“The growth during this lockdown has been a once-in-a-lifetime kind of opportunity," said Vishnu Mohta, co-founder at Hoichoi. “We had to make sure we met the demand with adequate supply."
Marathi film producer Akshay Bardapurkar who is floating a Marathi language video streaming service called Planet Marathi said the unique challenges posed by the covid-19 lockdown have facilitated some of these investments in vernacular content.
“There are so many Marathi films lying around waiting for theatrical release but the truth is nobody knows when theatres will reopen or what the future of theatrical showcasing will be like and that puts their recovery in jeopardy," Bardapurkar had said adding that as of now, not many of the existing streaming platforms are really investing in Marathi content, except ZEE5 to an extent. Bardapurkar said focusing on one language is a huge advantage given how widely communities such as the Marathi-speaking population are spread out and the fact that they are increasingly learning to appreciate high-quality content made in their own language.
"There are always advantages to being a hyperlocal service," Ajit Thakur, CEO, aha Video, said referring to the fact that the service is able to understand the specific language market perfectly well that helps it make content decisions. For instance, aha was able to acquire several Telugu language films that it knew were ready but couldn't find theatrical release during the lockdown.
According to a report released this July by Recogn, the market research division of digital marketing agency WATConsult, 70% of Indians will access the Internet in their native languages by the end of this year. It adds that programmes around food, entertainment and education are always deemed better in local languages. It helps that since the lockdown, streaming content is being watched by people as old as 55 plus bringing them into the fold of what was considered a medium for the young.
“Core pockets su Tamil Nadu, Andhra Pradesh, West Bengal and Kerala have always preferred to watch content in their own languages.

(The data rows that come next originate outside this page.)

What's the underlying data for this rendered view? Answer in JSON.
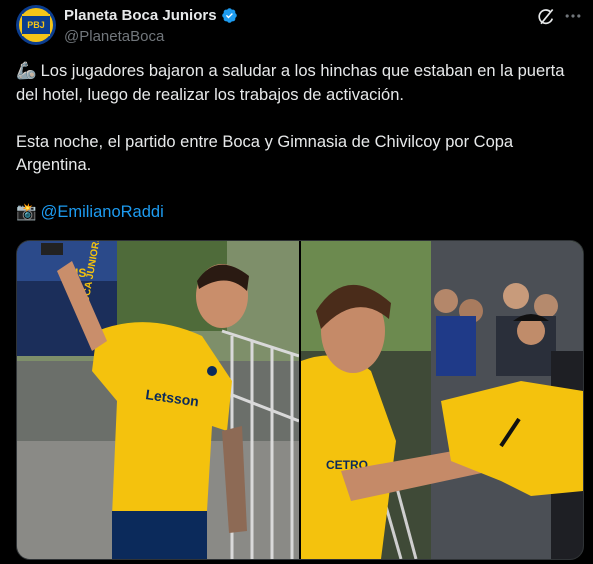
{
  "account": {
    "display_name": "Planeta Boca Juniors",
    "handle": "@PlanetaBoca",
    "avatar_text": "PBJ",
    "verified": true
  },
  "icons": {
    "verified": "verified-badge-icon",
    "grok": "grok-icon",
    "more": "more-options-icon",
    "emoji_1": "mechanical-arm-icon",
    "emoji_2": "camera-flash-icon"
  },
  "tweet": {
    "paragraph_1": "Los jugadores bajaron a saludar a los hinchas que estaban en la puerta del hotel, luego de realizar los trabajos de activación.",
    "paragraph_2": "Esta noche, el partido entre Boca y Gimnasia de Chivilcoy por Copa Argentina.",
    "mention": "@EmilianoRaddi"
  },
  "media": {
    "photo_1": {
      "bus_text": "BUS",
      "bus_text_2": "BOCA JUNIORS",
      "sponsor": "Letsson"
    },
    "photo_2": {
      "sponsor": "CETRO"
    }
  },
  "colors": {
    "background": "#000000",
    "text": "#e7e9ea",
    "muted": "#71767b",
    "link": "#1d9bf0",
    "boca_yellow": "#f4c20d",
    "boca_blue": "#0b2a5b"
  }
}
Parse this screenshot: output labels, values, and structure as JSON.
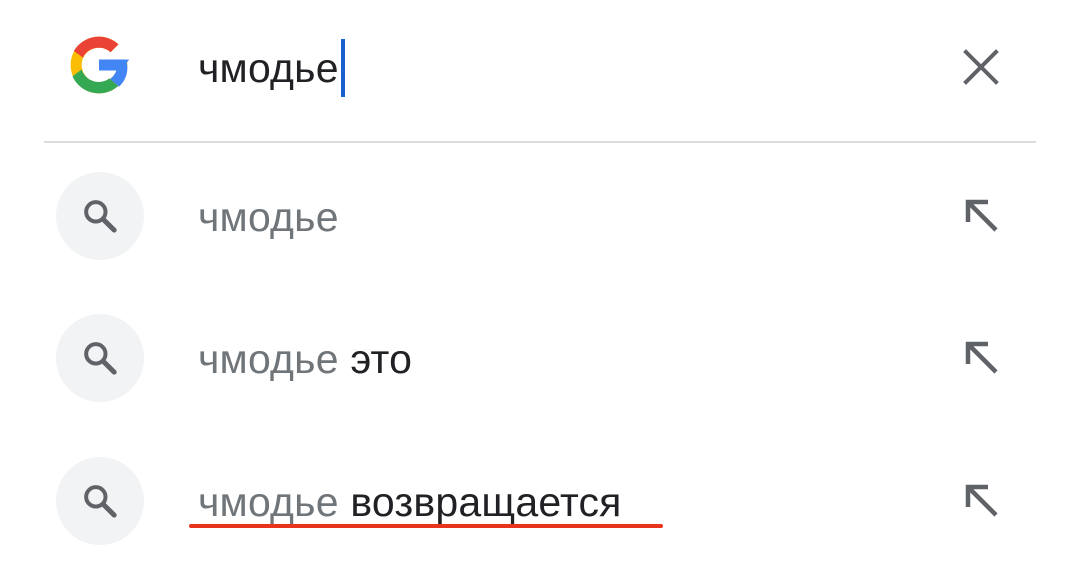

That habit has only intensified during the lockdown and supply has followed demand," Rachana Monteiro, general manager at MediaCom, a GroupM-owned media agency said.